GIVEN RECORDS:
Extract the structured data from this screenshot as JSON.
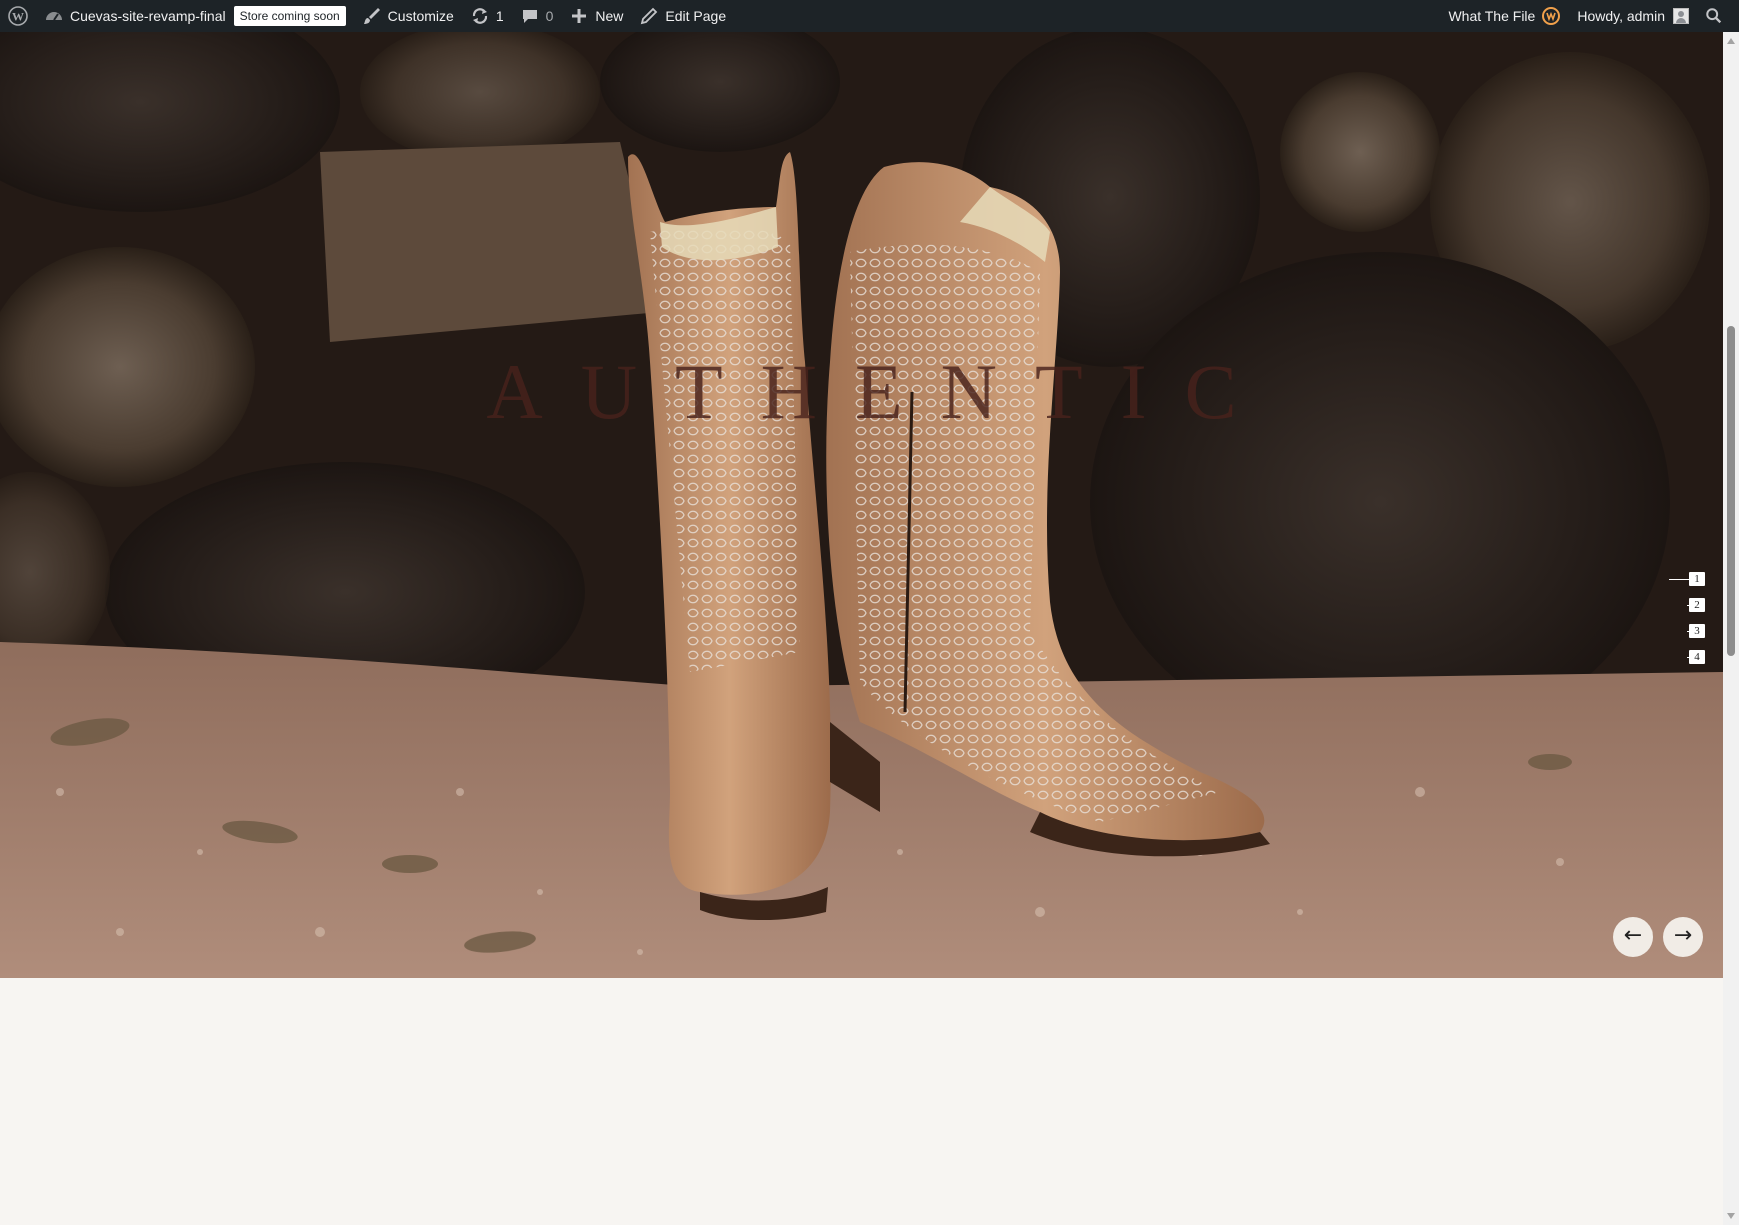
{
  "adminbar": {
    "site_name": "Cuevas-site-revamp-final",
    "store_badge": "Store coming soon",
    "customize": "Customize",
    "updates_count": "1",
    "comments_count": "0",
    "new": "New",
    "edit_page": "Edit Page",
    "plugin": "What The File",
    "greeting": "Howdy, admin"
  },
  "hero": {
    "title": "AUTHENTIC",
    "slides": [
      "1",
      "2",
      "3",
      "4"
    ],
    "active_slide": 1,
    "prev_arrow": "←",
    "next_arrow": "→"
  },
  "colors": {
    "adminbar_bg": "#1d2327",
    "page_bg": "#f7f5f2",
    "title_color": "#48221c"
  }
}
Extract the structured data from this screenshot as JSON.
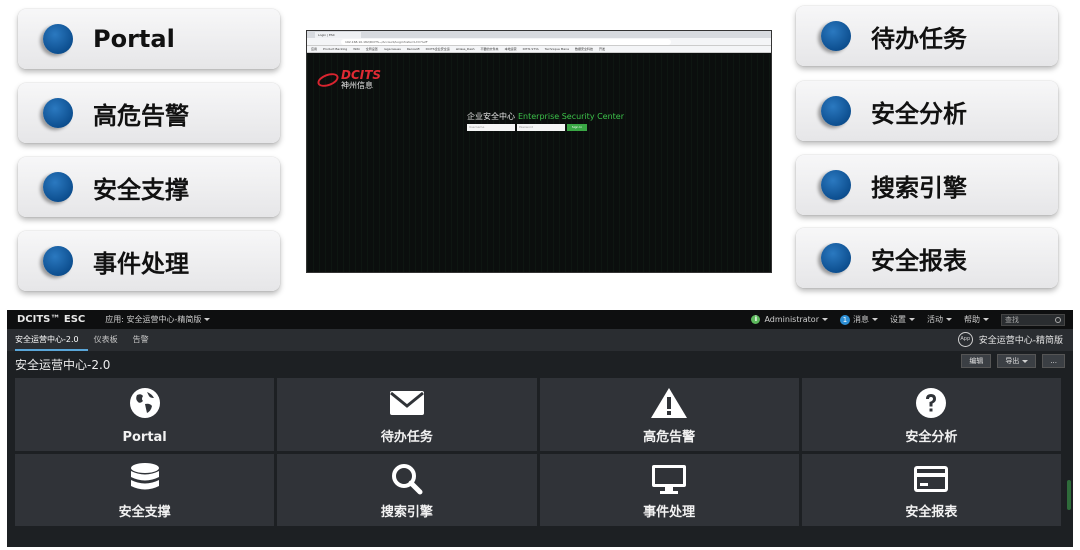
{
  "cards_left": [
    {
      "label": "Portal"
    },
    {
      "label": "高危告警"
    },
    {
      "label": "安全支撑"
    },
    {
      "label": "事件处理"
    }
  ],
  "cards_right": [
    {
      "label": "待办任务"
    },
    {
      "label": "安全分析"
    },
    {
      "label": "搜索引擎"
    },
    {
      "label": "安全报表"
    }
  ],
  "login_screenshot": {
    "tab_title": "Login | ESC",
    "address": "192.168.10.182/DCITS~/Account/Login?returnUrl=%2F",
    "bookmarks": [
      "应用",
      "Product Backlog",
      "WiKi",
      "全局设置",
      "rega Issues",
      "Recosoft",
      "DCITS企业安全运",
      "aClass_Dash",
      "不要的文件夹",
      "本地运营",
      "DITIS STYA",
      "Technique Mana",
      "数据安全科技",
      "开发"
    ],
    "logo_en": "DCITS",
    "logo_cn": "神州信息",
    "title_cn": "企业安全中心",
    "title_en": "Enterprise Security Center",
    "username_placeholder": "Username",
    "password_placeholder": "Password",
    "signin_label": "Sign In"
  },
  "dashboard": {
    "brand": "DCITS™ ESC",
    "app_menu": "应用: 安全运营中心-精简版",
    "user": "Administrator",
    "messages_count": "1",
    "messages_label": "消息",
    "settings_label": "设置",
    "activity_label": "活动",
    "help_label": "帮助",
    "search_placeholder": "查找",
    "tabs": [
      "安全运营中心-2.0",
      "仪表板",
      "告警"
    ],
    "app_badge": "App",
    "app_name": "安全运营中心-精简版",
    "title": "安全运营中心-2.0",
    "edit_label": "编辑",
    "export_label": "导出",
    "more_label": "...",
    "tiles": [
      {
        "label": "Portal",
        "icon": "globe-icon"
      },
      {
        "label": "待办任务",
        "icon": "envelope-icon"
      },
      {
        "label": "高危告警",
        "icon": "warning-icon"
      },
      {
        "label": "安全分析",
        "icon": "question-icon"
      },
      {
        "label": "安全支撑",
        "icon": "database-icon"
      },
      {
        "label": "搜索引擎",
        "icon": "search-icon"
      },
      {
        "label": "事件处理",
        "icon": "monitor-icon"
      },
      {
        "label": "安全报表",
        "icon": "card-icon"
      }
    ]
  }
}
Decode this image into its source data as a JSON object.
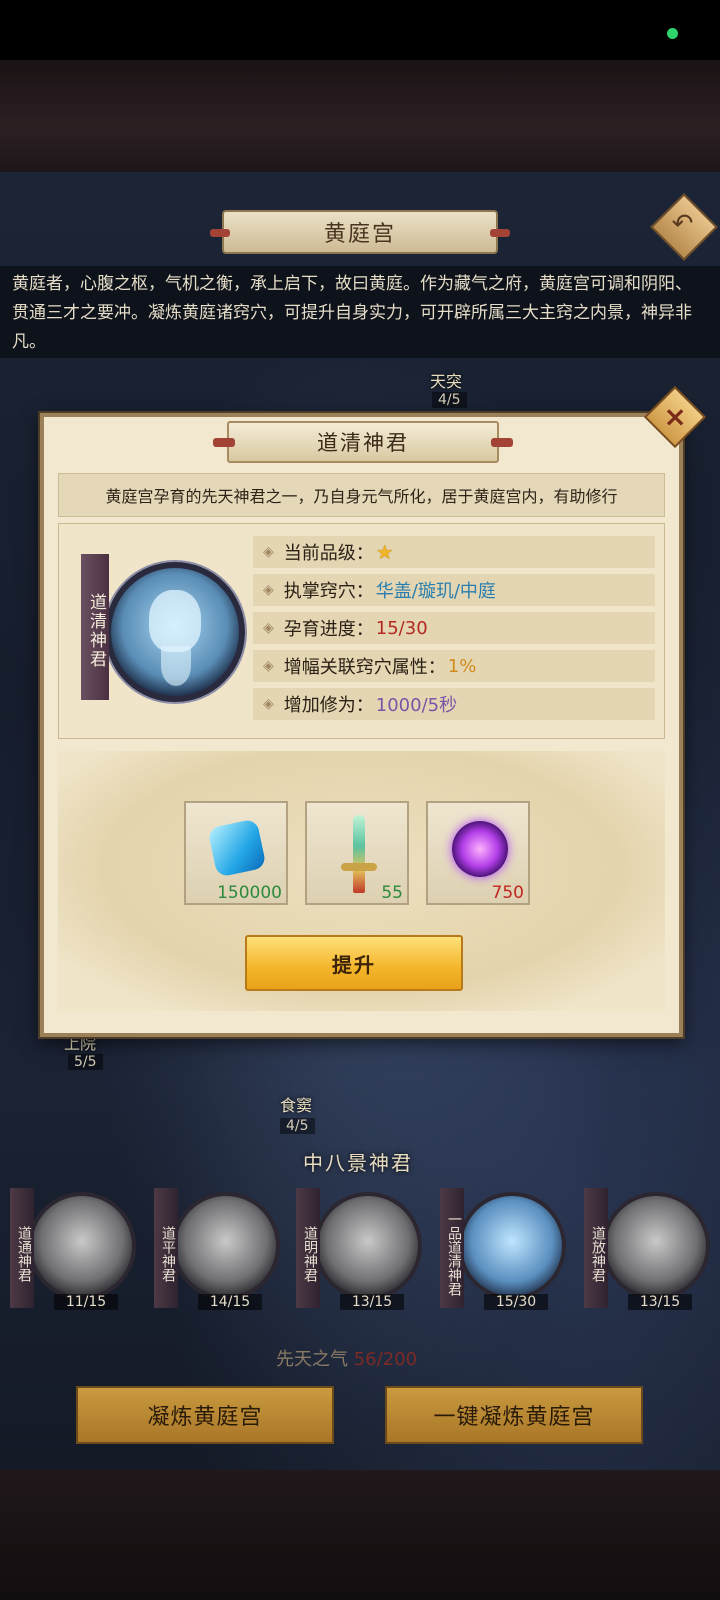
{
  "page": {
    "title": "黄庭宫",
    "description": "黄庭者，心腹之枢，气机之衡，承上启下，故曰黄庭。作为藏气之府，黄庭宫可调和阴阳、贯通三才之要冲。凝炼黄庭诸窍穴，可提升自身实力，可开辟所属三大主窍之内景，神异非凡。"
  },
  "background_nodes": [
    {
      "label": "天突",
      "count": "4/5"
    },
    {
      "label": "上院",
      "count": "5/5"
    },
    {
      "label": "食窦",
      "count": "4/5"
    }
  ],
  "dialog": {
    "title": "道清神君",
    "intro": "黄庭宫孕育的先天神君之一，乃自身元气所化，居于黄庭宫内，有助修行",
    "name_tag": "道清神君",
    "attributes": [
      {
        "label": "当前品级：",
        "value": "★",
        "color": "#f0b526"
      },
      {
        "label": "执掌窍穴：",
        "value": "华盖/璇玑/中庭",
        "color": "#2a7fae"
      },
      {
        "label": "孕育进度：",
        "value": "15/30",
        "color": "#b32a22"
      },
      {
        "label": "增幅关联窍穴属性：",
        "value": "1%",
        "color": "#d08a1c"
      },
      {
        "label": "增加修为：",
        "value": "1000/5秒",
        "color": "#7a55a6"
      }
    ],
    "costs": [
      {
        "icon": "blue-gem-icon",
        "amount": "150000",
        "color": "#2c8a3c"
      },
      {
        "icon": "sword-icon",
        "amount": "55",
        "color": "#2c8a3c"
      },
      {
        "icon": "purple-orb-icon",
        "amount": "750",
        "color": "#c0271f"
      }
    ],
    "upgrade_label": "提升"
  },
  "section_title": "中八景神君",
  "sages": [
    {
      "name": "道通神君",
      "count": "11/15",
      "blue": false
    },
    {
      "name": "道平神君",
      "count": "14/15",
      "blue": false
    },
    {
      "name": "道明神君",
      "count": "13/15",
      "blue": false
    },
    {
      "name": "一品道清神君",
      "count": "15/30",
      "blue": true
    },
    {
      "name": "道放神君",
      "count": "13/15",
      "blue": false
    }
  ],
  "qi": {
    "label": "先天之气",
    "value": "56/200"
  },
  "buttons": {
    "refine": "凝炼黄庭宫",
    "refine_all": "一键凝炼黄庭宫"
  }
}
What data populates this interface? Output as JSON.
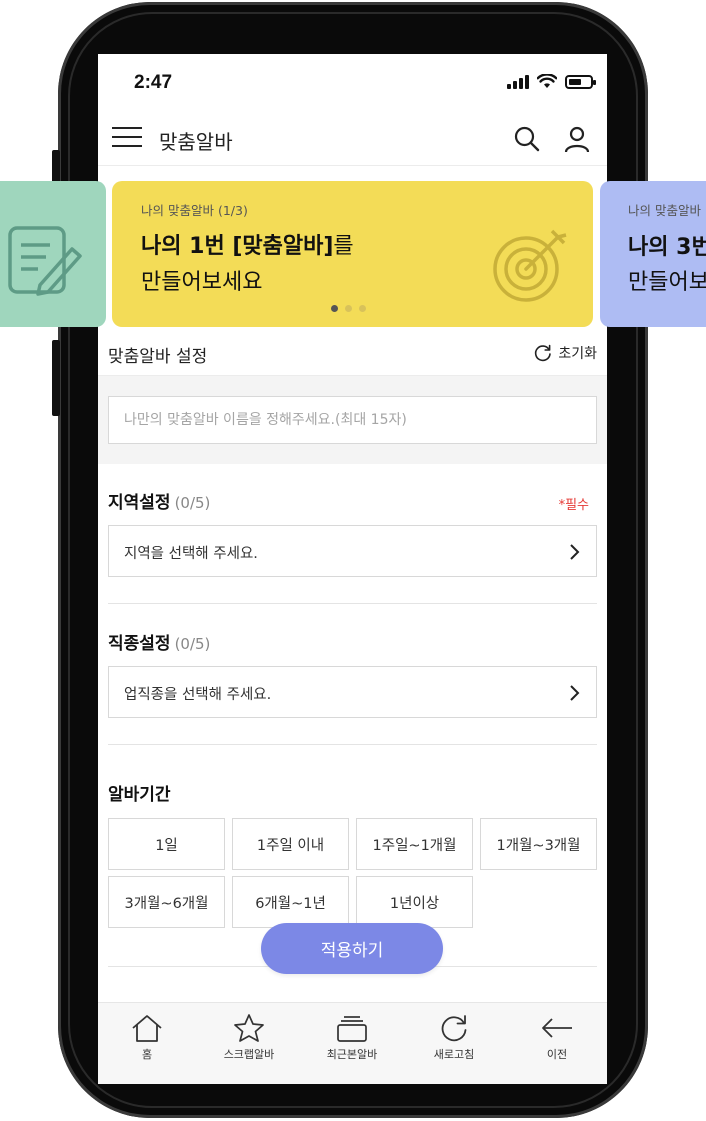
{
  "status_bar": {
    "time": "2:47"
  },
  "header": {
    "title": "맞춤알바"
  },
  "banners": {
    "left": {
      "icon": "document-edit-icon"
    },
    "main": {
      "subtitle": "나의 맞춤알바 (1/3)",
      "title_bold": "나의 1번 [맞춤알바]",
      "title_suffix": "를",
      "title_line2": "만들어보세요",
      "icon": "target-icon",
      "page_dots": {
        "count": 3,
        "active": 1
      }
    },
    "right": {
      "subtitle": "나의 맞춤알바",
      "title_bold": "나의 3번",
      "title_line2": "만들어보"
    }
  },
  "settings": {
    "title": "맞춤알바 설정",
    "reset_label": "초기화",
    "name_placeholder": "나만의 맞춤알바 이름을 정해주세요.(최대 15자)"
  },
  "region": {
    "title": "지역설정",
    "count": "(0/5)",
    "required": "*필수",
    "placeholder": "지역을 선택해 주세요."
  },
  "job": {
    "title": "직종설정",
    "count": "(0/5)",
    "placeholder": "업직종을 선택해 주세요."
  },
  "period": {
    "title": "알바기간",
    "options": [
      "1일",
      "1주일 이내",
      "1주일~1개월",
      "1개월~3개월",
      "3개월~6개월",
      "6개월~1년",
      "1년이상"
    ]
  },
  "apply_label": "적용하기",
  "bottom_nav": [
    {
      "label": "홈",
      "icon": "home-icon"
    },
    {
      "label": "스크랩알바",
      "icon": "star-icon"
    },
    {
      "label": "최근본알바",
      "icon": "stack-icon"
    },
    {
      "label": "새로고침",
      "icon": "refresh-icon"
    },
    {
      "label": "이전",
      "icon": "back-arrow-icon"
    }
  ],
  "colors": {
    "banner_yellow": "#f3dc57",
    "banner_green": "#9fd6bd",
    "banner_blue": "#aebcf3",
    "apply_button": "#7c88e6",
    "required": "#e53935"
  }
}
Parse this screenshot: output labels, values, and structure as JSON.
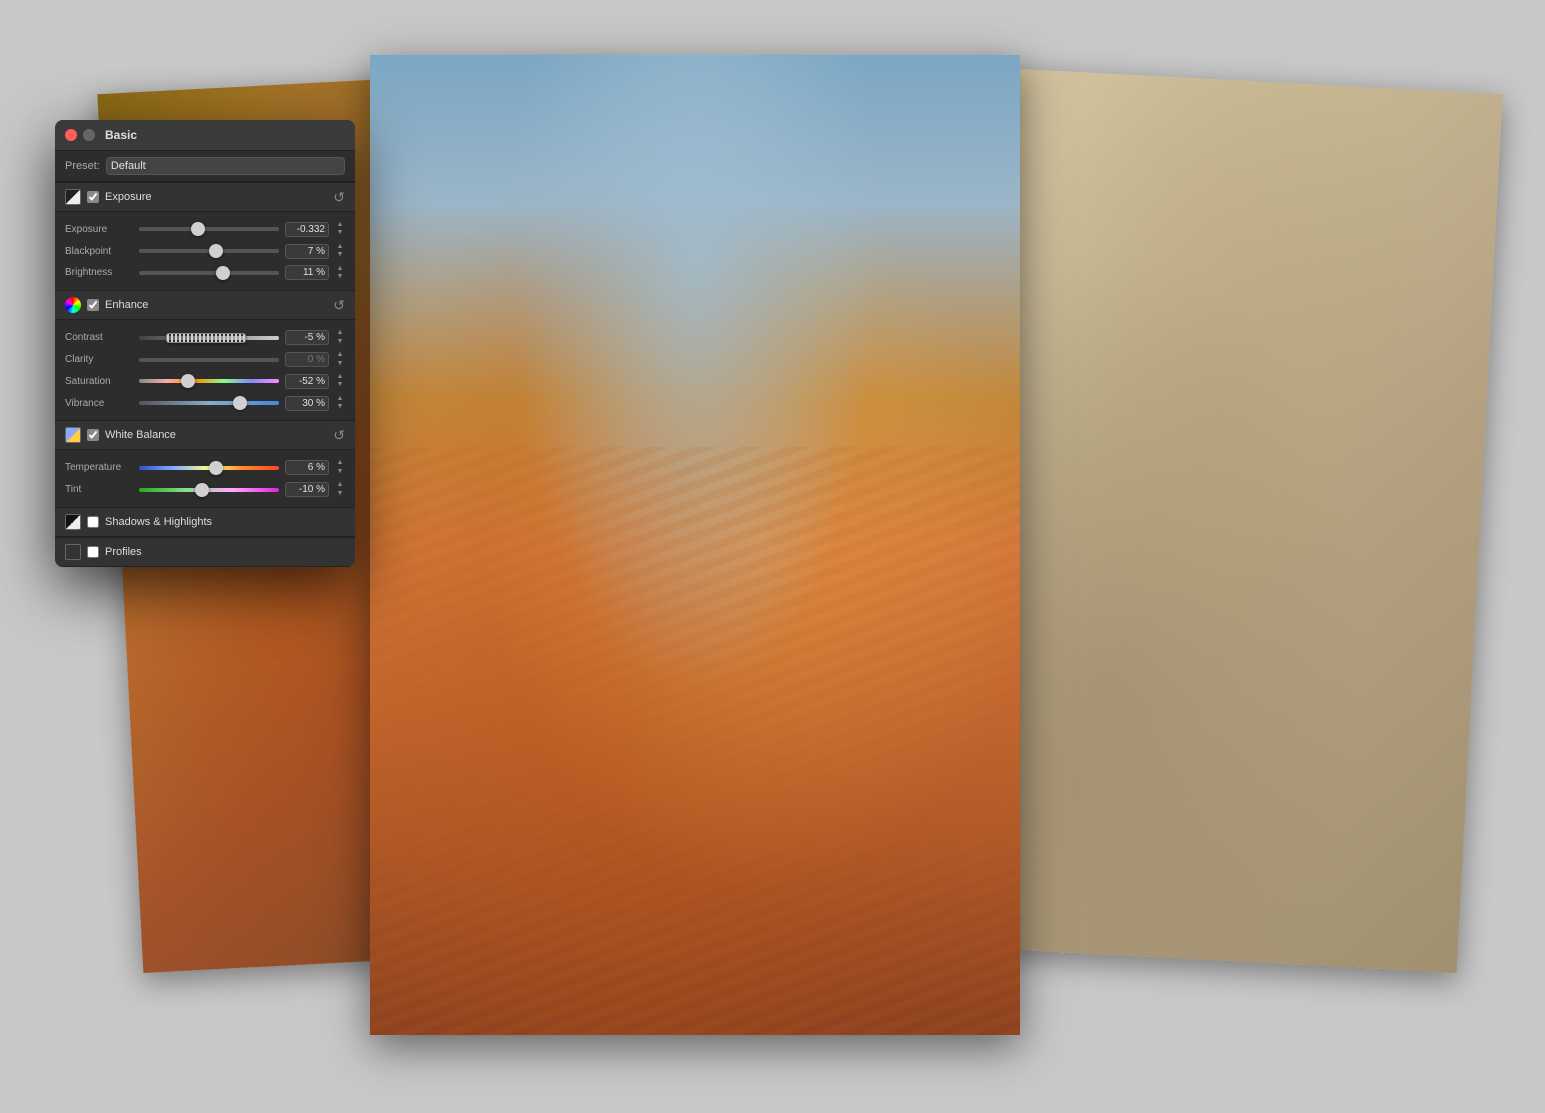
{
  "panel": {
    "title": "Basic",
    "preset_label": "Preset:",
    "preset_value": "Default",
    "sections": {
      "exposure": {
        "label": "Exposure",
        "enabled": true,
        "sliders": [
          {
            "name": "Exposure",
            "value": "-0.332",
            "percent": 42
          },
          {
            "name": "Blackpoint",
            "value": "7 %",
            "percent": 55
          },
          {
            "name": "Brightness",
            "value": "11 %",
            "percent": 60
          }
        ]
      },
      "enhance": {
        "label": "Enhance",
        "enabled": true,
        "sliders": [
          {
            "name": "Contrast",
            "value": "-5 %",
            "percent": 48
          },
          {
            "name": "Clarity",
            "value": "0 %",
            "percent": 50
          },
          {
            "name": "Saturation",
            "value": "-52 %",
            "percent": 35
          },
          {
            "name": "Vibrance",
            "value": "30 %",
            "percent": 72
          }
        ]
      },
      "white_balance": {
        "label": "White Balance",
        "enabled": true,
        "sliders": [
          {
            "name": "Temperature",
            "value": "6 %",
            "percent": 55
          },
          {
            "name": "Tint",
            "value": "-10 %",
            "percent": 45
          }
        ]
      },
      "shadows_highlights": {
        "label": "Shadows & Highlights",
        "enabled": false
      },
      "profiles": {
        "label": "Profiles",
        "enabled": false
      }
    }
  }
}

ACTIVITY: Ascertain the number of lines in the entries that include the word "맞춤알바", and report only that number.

TASK ANSWER: 6